Somebody wipe the grin off his face, please?
All this means that the value of editors has gone up as the ubiquity of content has increased. People are looking to trust a filter/editor due to the sheer volume of information out there. And we are all editors now potentially. Scoble is proof of that surely. Editorial brands seem to therefore be making a comeback. Some new, some old. Great news for publishers who have for the most part, had a bad decade digitally speaking.

I suspect we are at the start of a period of 'niche power' on the web into editorially-led niches that are ultimately charged-for one way or another. Content may be great marketing for any business but if your entire business is content then the missing piece is either a new business model alongside content or value-added chargeable content. The latter seems logical for most publishers.

The world is not better off without filters. Blogs et al were just the first free phase. Just as we saw magazines and niche take over the world of print, we may well be on the verge of a paid-for editorially-led web; a massive shift in search and finally, goddamn it, a smug Rupert Murdoch.


Sep 10 2009
RT @JayOatway: Can Google Checkout Save The Newspaper Business? Why 'Open' doesn't need to mean 'Free' --

SEP 9 2009
Great debate about Daily Mirror 3am site's 'Search v Loyalty as traffic builder' move over on NMA

SEP 2 2009
No sooner had I posted this than news broke on Sep 2nd via the Guardian that a
Pittsburgh paper launches online charging scheme - hate to be right so soon ;)

Paul O'Connor has written an interesting related piece titled: The Future of Real Time Search – Twoogle? I have commented ... which hopefully adds some value he he he - however they are pre-moderating comments [sigh] so have reproduced my comment here in case it does not make the cut or ever get published etc.

Great article Paul.
I know it’s an odd question but I feel its one worth asking. Why do we need to combine live search and original search? Are they really a good fit? To me we don’t need to as they are not actually a good fit.
Tax & Folk rarely seem to work well together both in terms of society, -onomy’s (both search and categorisation).
Most content on twitter is commentary. Some tweeters have authority clearly and so perhaps there is a meme tracking value for search engines to make their results more dynamically impacted upon by social activity i.e. this link tweeted 100,000 times in the last day means its pagerank should be increased and so on.
But are the everyday thoughts we might have about Michael Jackson really relevant to a search for Michael Jackson? What about in relation to ‘Pizza New York’?
Until we can apply a sense of authority to live search I just cannot see it working.
Using live search to impact on PPC campaigns is a brilliant idea. However leveraging PPC with live search is going to be costly as the context for purchasing that is found on live search is wrong imho.

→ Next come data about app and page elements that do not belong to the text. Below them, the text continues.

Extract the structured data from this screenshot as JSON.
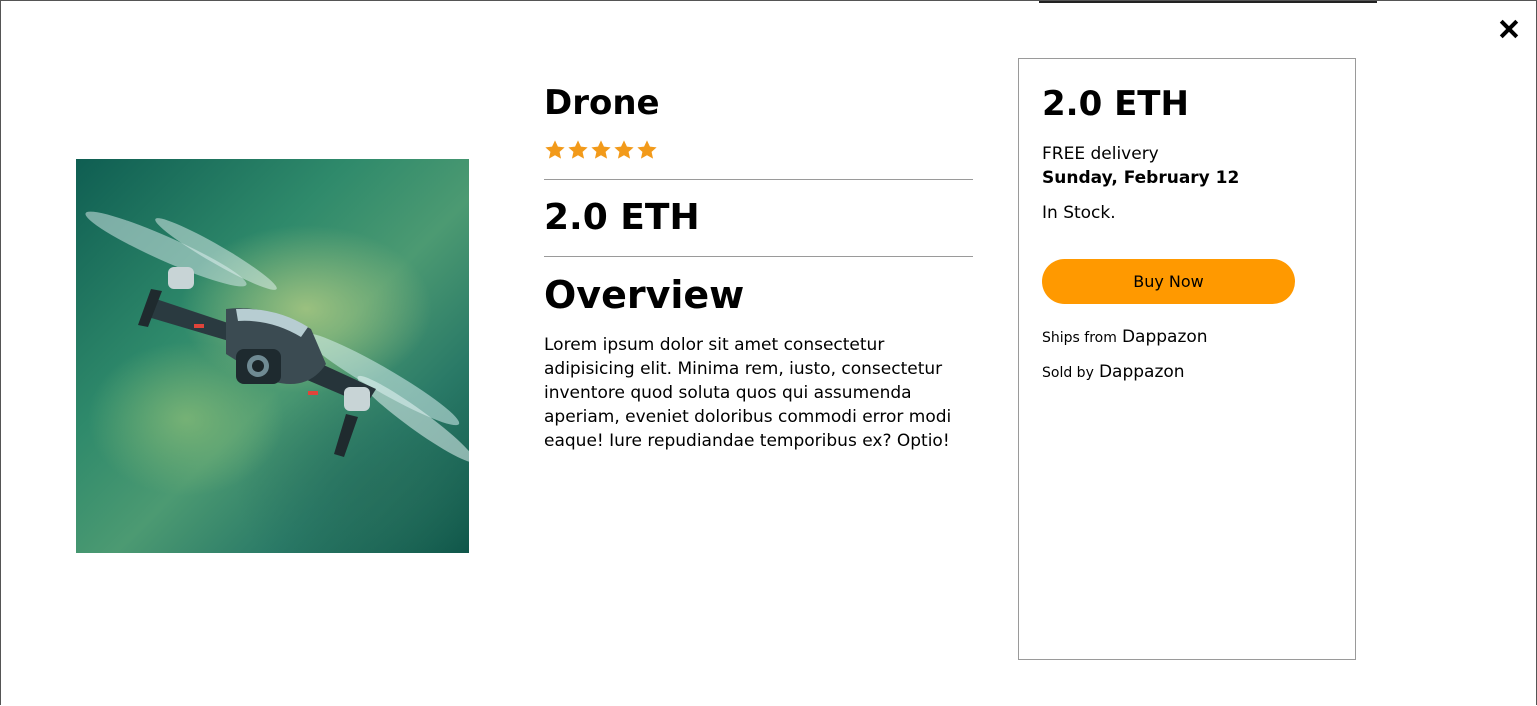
{
  "product": {
    "name": "Drone",
    "rating": 5,
    "price": "2.0 ETH",
    "overview_heading": "Overview",
    "description": "Lorem ipsum dolor sit amet consectetur adipisicing elit. Minima rem, iusto, consectetur inventore quod soluta quos qui assumenda aperiam, eveniet doloribus commodi error modi eaque! Iure repudiandae temporibus ex? Optio!"
  },
  "buy_card": {
    "price": "2.0 ETH",
    "delivery_label": "FREE delivery",
    "delivery_date": "Sunday, February 12",
    "stock": "In Stock.",
    "buy_label": "Buy Now",
    "ships_from_label": "Ships from",
    "ships_from_value": "Dappazon",
    "sold_by_label": "Sold by",
    "sold_by_value": "Dappazon"
  },
  "icons": {
    "close": "close-icon",
    "star": "star-icon"
  },
  "colors": {
    "accent": "#ff9900",
    "star": "#f29a1a",
    "border": "#9a9a9a"
  }
}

The noise to signal ratio is too high and so the CTRs will be low driving PPC costs up and returns down.
Twitter is a place I go to communicate not shop. But take live search and make it mobile and social (LMS) and I think the context then could often be people seeking pre-purchase recommendations etc which would be ripe for offers etc.
So in that case PPC will need to intuit those opportunities and make more direct offers to keep the CTR up and costs down. I think you kind of make that point above.
I am sure I heard this week about Facebook trialling offers and this is a great idea and supports my point about context. Am unable to find out more about it at the mo though sadly.
I have written a post titled ‘The Death of Twitter & Why Rupert Murdoch Might Be Right’ which I think you might enjoy as it shares themes with the above.
Would love to hear your thoughts…


  1. Eyebrows - It certainly is the person that for me generates the content worth following. Take all these RSS and re-tweets etc that are auto generated without the "owner" putting their eyebrows across it. My time is best used following info filtered by people. Thanks Al for allowing me to follow your eyebrows.

  2. LOL no problem Merrin, my pleasure :)